Government implored to “Tackle huge pressures” by health leaders
The NHS Confederation and other UK health leaders have urged the incoming Government to “address the critical issues that will improve and transform services for patients.”
As a result of a recent survey conducted prior to the incoming election, the organisations warned that a lack of staffing and failure to address the pensions crisis is putting care at risk. It also found that workforce, reforming social care, and addressing capital investment feature as the most critical priorities for action.
In the results stated that 76% of health leaders said that supporting and growing the NHS workforce should be a critical priority, and they ranked it highest at a time that there are more than 100,000 vacancies among clinical and nursing staff.
In addition, 90% claimed that under-staffing was putting patient safety and care at risk, and 83% believe that the NHS Pension Scheme is having a detrimental impact on workforce pressures.
The news comes as recent performance statistics for the NHS show that demand for services has continued to rise, with the NHS treating more people than ever before and key targets for hospital care and A&E hitting their worst levels since the standards were introduced in 2004.
The NHS is heading into this winter with “significant staffing and performance challenges” said Niall Dickson, chief executive of the NHS Confederation.
He continued to explain, “It is therefore little wonder that health leaders are deeply concerned about its ability to cope with demand, despite frontline staff treating more patients than ever.”
He also said that the views from the members should send a “clear message to whoever forms the new Government on the scale of the challenge facing the NHS and how to make the service fit for the future. Workforce gaps, the growing social care crisis and historic underinvestment are the biggest threats to improving care for patients and transforming services, and each of these issues needs attention, as do the pension rules which are discouraging some doctors from taking on extra work and encouraging others to take early retirement.”

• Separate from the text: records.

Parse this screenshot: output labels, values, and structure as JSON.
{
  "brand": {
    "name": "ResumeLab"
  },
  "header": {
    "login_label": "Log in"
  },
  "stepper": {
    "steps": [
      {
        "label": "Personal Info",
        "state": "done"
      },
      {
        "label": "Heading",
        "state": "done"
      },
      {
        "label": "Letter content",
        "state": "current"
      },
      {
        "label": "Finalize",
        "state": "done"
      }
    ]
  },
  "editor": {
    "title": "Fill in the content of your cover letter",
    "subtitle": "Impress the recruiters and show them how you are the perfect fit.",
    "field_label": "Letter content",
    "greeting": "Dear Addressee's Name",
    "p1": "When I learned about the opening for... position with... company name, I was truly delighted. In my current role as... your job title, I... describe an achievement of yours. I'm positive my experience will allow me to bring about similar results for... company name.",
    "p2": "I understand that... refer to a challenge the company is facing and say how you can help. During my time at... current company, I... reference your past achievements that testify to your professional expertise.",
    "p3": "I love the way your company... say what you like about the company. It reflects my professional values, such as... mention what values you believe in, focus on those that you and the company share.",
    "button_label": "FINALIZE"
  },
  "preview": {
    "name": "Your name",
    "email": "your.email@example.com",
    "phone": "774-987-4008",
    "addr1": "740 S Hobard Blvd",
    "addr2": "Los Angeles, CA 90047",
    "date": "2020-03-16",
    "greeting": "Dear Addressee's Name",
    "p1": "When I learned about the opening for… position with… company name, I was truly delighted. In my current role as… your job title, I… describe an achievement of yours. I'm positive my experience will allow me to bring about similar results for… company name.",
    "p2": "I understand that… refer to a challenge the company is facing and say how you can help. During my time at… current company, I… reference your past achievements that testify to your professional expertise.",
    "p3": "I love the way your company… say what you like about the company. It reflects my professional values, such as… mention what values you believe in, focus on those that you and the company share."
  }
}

The survey also found that 84% of respondents found that improving care for people with mental health issues is a critical and high priority for their specific setting, and that 65% agreed that the NHS does not need top-down reorganisation, of the likes of those introduced as a result of the Health and Social Care Act 2012.